Last night I finished and installed a new web server laptop, replacing the little one that had been running this site for the past two years.
My old server was an Acer Aspire One netbook powered by a Intel Atom N270 processor with a 60GB IDE HDD and 1GB of memory, so it was a pretty low bar for an upgrade. The new machine is a Lenovo Thinkpad that my father-in-law gave me to recycle when I helped him move. This isn’t a powerhouse, but it vastly outperforms the old machine and will easily handle my website.
In my opinion, laptops make great web servers. They have all of the following things going for them:
- Built-in battery backup
- Built-in terminal
- Low power consumption (<50W)
- Low airflow for cooling means low noise and low dust buildup
- Small enough to be placed on shelves or stacked
It is important to disable the WiFi card to save energy. Since it was not easy to remove the card from this machine, I just disabled it in software. The WiFi card will still draw a small amount of power, but not much.
Laptops do not generally have hardware RAID support on-board, but, with modern CPUs, software RAID is probably almost as good as hardware RAID on consumer hardware.

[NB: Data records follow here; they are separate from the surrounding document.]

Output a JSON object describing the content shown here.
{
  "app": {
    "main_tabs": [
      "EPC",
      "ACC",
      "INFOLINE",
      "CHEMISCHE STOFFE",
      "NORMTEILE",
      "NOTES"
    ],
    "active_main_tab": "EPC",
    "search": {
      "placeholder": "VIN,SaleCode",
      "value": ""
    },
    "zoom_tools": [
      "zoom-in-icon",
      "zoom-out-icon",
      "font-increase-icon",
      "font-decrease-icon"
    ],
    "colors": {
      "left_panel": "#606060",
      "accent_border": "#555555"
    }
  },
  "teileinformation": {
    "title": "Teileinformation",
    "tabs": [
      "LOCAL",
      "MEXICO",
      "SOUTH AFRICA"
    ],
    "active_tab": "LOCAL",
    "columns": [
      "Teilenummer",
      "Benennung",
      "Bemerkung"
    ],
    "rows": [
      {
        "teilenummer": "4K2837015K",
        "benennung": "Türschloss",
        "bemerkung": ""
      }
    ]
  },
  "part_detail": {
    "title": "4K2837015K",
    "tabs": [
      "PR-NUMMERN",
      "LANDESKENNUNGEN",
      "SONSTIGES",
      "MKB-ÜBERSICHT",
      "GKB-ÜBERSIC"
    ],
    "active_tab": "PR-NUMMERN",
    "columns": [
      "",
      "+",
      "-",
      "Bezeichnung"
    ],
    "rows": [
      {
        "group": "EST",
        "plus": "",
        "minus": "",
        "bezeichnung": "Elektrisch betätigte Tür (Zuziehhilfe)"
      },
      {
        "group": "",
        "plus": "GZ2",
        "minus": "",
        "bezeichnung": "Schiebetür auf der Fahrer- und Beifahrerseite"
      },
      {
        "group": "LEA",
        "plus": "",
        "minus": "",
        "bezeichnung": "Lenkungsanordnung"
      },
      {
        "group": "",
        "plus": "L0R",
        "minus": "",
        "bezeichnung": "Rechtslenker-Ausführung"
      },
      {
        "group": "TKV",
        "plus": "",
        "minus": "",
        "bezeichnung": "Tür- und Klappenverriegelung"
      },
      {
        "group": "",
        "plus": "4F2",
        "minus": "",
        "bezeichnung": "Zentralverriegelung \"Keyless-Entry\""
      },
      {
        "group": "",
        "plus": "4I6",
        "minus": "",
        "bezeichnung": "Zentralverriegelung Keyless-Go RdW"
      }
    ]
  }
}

Typically, laptops do have two SATA ports that can used to achieve software RAID1: the hard drive bay and the optical drive bay.

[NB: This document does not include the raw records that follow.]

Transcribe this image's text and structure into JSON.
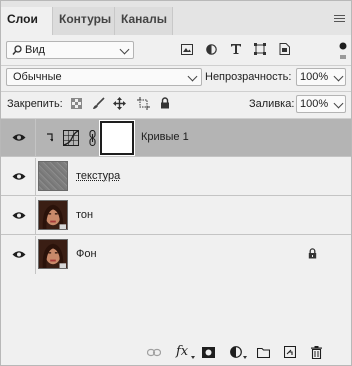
{
  "tabs": [
    {
      "label": "Слои"
    },
    {
      "label": "Контуры"
    },
    {
      "label": "Каналы"
    }
  ],
  "filter": {
    "kind": "Вид"
  },
  "blend": {
    "mode": "Обычные",
    "opacity_label": "Непрозрачность:",
    "opacity_value": "100%"
  },
  "lock": {
    "label": "Закрепить:",
    "fill_label": "Заливка:",
    "fill_value": "100%"
  },
  "layers": [
    {
      "name": "Кривые 1",
      "selected": true
    },
    {
      "name": "текстура"
    },
    {
      "name": "тон"
    },
    {
      "name": "Фон",
      "locked": true
    }
  ],
  "bottom": {
    "fx_label": "fx"
  }
}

These drive caddies are a great cheap upgrade. They do not always interface very well, which is why the face plate of this one is held on with glue and the drive is kept level by a piece of cardboard.

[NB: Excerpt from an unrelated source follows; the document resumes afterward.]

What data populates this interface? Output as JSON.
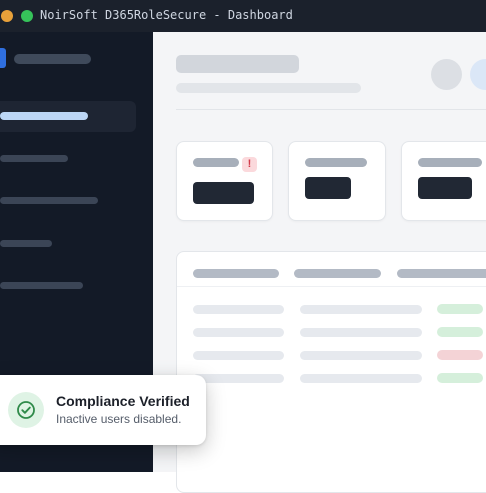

As I was setting up this new machine, I touched the old one and the CPU fan immediately started to seize, so it seems like this hardware swap was just in the nick of time.